Annual Survey Shows Increased Exclusion of Children with Disabilities from Schools
BRITISH COLUMBIA–July 22, 2020–BCEdAccess has released the results of its 2019/20 Exclusion Tracker. The total number of parent reports of exclusion of BC K-12 students with disabilities increased by 179% over last year, from 492 to 883.
The full report can be found here: Exclusion Tracker Report July 22, 2020
The survey results show that access to education continues to be an issue for BC children and youth with disabilities and the pandemic made the inequity worse. The discrimination even impacted some frontline Essential Service workers, who were denied child care. In April, only 20% of survey respondents said they were offered educational assistant support for their child. Several also noted that their School Districts had already offered their child’s educational assistant alternative work.
From a parent: “His EA felt pressure to do child care for essential workers’ children or risk being out of work so she is doing that. She is video conferencing with my son twice weekly for 20 minutes each on her own time to keep the connection with him.”
In May, nearly a third of respondents stated that no support had been provided from their School Districts when we asked about receiving child care, education, food, mental health, respite, technology, or tutoring.
From a parent: “My child requires full support in all aspects of daily living. Getting 20 minutes of video conference support to learn basics (numbers/letters) is not working.”
From a parent: “Had to email all the way up the chain and copy trustees to get my child access to 4 hours/week of in person instruction.”
“It is tragic that so many of our children were left behind by their schools during the Covid-19 crisis,” said Nicole Kaler, a senior Board member of BCEdAccess. “These exclusions have increased the traumatic impact of the pandemic. There is some time to plan and we want school districts to learn from these documented failures and make changes in September.”
Since March, all students with disabilities had the same option to attend school full time as the children of Essential Service workers yet the majority of survey respondents who wanted full-time schooling said that they were not receiving it. Even in June when schools reopened for all students, only 11.9% of respondents’ children were attending full time.

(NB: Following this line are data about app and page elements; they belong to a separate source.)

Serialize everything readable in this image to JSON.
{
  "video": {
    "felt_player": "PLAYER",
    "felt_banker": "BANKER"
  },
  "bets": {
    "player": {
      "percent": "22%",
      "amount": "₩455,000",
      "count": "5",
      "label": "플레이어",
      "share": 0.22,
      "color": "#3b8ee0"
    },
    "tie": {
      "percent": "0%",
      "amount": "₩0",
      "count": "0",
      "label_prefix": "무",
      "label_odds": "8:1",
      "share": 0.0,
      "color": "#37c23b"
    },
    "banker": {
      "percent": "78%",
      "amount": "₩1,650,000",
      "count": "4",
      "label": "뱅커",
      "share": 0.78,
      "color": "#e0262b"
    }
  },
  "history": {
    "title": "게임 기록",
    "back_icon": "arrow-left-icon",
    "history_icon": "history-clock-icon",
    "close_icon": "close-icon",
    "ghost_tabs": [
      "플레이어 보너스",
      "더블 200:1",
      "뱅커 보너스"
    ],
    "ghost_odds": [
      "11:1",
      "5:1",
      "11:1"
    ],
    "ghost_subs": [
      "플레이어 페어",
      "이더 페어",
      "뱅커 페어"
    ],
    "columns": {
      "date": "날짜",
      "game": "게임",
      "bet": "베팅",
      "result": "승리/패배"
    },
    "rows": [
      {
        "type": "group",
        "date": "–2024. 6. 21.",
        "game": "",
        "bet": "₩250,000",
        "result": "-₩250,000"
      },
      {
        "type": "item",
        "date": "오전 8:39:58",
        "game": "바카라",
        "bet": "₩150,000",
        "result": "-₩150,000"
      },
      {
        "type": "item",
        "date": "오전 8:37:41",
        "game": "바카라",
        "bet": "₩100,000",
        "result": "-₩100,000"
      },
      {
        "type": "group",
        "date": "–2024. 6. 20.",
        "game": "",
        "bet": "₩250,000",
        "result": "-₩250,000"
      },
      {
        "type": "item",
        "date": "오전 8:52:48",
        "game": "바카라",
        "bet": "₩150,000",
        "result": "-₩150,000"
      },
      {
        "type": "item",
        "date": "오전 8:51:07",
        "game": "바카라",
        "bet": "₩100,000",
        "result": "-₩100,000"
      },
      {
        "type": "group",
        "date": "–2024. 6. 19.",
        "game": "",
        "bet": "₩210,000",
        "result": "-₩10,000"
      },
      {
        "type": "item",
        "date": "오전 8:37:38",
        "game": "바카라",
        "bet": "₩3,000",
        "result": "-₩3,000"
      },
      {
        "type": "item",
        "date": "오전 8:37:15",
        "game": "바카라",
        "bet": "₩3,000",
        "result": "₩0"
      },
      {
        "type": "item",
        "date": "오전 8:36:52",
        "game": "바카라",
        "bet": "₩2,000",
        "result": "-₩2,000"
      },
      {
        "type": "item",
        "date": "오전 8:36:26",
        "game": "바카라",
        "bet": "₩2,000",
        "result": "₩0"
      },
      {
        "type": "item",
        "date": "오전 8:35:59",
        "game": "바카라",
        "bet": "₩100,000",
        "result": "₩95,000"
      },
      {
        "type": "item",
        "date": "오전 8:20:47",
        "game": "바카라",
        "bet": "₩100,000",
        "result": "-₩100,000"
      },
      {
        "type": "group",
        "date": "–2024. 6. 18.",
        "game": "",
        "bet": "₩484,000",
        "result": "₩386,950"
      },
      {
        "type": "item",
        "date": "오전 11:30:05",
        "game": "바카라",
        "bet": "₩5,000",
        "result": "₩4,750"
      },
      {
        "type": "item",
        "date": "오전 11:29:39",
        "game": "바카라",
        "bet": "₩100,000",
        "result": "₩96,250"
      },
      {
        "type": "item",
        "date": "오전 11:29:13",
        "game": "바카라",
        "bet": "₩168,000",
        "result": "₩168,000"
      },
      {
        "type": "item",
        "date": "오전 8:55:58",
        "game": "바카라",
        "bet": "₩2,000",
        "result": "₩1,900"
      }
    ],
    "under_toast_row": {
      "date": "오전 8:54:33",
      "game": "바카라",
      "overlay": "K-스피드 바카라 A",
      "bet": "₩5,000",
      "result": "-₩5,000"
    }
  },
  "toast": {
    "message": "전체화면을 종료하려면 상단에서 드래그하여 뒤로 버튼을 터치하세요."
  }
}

BCEdAccess also learned from a few survey responses and other correspondence, that several families were never informed about their right to have full time schooling. In May, of the letters provided from 14 different school Districts only 3 mentioned that full time, in person attendance was an option for students with disabilities. The other 11 Districts did not include this information.
Jenn Newby, parent and co-author of the final report says “Two years into tracking exclusion and a global pandemic later, we are seeing this tsunami of inequity and denied access to education. All I can think is, what are the long term effects of ongoing exclusion going to be on children like ours? Where is the accountability?”
Phone: Nicole Kaler 604-340-4030, Tracy Humphreys 250-858-5165
Twitter, Facebook, Instagram @bcedaccess
Founded in 2014 by a small group of parents struggling to get their kids support at school, BCEdAccess has grown to over 2700 community members. We work to effect the change needed for all BC youth and children to have equitable access to education.
BCEdAccess will continue to provide grassroots support to families by hosting their 6th Education Advocacy Conference virtually, from Sep 17th to 23rd. The conference will provide information about the process of advocacy in the BC Education system and inspire parents by creating the space for advocates and allies from across BC to connect, share and support one another..
The Exclusion Tracker is a parent survey that has run for the last two years, tracking the exclusion of children with disabilities from the BC education system. This report represents the combination of the regular annual survey conducted from September 2019 to March 2020, and three respective “snapshots” (April 8, May 4, June 10) taken after the onset of the COVID-19 pandemic.